→ MATERIALS PROVIDED:
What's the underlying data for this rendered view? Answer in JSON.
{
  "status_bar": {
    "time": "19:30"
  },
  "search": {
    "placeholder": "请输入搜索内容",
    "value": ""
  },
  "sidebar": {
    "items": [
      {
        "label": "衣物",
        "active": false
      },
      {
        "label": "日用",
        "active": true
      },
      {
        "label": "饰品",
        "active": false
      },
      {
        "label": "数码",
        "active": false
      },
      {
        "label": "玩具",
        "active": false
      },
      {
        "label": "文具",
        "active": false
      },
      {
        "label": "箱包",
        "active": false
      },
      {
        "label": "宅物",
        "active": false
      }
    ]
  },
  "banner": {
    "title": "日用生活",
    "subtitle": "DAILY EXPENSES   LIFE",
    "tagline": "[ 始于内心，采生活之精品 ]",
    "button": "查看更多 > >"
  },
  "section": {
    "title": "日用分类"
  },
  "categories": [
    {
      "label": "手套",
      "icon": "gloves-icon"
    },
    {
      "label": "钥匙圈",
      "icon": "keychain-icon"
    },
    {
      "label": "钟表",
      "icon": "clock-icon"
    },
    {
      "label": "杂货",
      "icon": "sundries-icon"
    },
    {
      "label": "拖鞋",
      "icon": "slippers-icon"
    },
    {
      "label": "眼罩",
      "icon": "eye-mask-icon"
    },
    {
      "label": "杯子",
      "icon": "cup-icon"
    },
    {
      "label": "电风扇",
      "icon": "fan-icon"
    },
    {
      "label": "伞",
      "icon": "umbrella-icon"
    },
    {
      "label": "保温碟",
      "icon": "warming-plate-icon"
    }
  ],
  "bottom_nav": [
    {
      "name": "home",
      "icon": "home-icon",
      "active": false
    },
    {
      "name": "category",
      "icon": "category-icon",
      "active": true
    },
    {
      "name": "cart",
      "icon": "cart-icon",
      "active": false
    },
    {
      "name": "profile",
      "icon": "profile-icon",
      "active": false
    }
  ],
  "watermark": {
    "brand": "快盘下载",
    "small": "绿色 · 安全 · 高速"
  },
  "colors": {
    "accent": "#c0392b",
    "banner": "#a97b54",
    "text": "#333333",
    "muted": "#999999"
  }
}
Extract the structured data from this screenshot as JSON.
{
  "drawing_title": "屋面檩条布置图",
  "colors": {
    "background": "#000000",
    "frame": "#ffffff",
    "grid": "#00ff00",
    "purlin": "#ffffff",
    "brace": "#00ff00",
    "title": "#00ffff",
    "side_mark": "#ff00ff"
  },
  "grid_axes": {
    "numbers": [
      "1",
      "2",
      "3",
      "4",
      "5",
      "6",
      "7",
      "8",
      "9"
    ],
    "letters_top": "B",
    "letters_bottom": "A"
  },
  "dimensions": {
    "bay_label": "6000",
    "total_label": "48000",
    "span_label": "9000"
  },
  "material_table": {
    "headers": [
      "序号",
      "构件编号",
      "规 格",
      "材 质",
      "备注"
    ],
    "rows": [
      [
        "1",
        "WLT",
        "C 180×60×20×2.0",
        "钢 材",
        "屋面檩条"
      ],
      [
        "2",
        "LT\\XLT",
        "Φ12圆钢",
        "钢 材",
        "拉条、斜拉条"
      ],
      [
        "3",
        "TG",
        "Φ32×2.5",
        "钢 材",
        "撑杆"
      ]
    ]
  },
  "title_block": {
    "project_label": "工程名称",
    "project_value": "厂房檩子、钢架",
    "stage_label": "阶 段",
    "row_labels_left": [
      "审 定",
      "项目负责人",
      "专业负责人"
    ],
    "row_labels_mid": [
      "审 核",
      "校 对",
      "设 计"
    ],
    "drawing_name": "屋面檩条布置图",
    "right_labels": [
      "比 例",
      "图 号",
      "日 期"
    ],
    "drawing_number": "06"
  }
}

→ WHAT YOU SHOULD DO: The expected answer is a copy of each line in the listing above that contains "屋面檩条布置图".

→ RESULT:
  "drawing_title": "屋面檩条布置图",
    "drawing_name": "屋面檩条布置图",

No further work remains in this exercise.